While planning your estate, you’ll carefully consider what to give to each of your beneficiaries carefully—your spouse, children, grandchildren, other relatives, and even friends. But there is one thing that you may not have yet considered: federal estate taxes.
One of the many roles an executor plays is tax preparer for a deceased person. The executor has to complete the deceased’s final tax return as part of the closure of the estate and pay the last of the income taxes.
An estate tax is “a tax on your right to transfer property at your death,” according to the IRS. Everything is considered, and the collective is called the “gross estate.” This can include:
- Real estate
- Businesses and business interests
- Other countable assets
Your “taxable estate” is the sum of the gross estate minus any deductions such as mortgages, other debts, expenses for administration of the estate, and assets and property transferred to your spouse, children, charities, or other beneficiaries, or into trusts.
Right now, in 2021, the point at which your estate will be required to pay federal estate tax is $11.70 million. That means that if the gross estate is $11.70 million or more, you will owe federal estate tax payments. Estates with less than $11.70 million will not.
Estate taxes are assessed at fair market value, not what you paid for them. For instance, if you purchased a house at $7 million, but the fair market value is now less than $7 million, the assessment will be at the number that’s less than $7 million. However, assets that have appreciated will be assessed and taxed at a higher rate.
Reducing The Gross Estate
Most households fall below the $11.70 million thresholds. There are options for those that exceed it.
Anything you leave to your spouse will not be counted as part of the estate, and therefore, not subject to estate taxes. When your spouse dies, the beneficiaries may be subjected to estate taxes should their gross estate exceed the threshold.
If you have a life insurance policy, consider transferring ownership to your spouse or another beneficiary.

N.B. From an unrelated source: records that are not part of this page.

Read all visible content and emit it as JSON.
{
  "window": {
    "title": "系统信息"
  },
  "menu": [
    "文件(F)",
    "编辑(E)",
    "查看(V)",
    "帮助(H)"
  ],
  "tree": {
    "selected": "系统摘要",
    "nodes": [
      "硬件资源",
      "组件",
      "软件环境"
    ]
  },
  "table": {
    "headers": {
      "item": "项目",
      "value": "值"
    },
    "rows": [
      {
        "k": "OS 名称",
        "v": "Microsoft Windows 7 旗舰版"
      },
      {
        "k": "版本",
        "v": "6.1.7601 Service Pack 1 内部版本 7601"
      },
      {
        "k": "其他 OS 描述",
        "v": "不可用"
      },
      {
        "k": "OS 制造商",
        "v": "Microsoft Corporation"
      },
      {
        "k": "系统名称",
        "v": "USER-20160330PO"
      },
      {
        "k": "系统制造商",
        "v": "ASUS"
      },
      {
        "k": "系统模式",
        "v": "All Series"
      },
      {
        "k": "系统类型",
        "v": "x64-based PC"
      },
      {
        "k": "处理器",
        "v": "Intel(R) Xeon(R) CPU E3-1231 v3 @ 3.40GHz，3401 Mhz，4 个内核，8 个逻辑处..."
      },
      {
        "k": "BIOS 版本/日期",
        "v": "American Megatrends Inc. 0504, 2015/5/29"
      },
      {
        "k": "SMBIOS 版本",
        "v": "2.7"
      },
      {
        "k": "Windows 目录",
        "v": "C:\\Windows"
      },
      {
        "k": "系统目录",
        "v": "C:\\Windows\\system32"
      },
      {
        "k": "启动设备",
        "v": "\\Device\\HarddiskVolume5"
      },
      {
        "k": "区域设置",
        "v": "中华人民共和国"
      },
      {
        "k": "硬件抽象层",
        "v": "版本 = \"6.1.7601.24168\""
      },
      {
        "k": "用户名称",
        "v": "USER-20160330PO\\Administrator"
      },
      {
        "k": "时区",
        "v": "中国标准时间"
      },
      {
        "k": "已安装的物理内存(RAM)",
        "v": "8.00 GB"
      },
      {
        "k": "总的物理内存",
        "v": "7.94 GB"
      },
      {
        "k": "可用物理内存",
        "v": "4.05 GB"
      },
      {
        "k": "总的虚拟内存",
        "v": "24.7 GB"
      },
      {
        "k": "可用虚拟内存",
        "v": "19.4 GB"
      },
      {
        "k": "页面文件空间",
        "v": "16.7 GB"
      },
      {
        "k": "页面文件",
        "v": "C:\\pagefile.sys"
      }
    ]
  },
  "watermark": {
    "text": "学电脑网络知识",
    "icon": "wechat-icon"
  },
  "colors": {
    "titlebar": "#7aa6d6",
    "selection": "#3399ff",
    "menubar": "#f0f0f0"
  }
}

On its own, the payout is tax-free. But as part of your estate, it becomes taxable if it increases the total amount over the current threshold. Another option is an irrevocable life insurance trust.
You can also gift money to beneficiaries ahead of time, up to $15,000 per person per year. This can include tuition and medical expenses but must be paid directly to the institution.
Setting up and funding multiple trusts can also help reduce the gross estate. There are many types, but one, in particular, is called the intentionally defective grantor trust, or IDGT. This trust allows the grantor to remove trust assets from the estate and allows them to grow. Grantors continue to pay income tax on the revenue generated by the assets, but the assets can grow tax-free. Beneficiaries also won’t be required to pay gift taxes, either.
Caveat: Illinois’ Estate Taxes
Even if you’ve successfully transferred and protected assets from federal estate taxes, there is still the matter of Illinois’ own estate taxes.
Currently, Illinois is one of a dozen states that still tax an estate at the death of a testator. The threshold for an estate in Illinois is $4 million. Unfortunately, Illinois is currently considering an increase of estate taxes of 5% across the board, bringing the rate up to 21%, one of the highest in the US.
For both state and federal taxes, working with an estate planning attorney is the best way to not only plan ahead but take steps that can reduce your tax burden both now and later.
Call Provenza Law To Review And Update Your Estate Planning
When was the last time you reviewed your estate plan? Chances are it’s time to take another look and make the changes you need.
James C. Provenza is a leading Illinois estate planning attorney with years of experience helping clients with estate planning to make sure their wishes are carried out. Call our firm today at (847) 729-3939, or use our online contact form to make an appointment. We’ll help you decide which will fit best into your overall estate plan.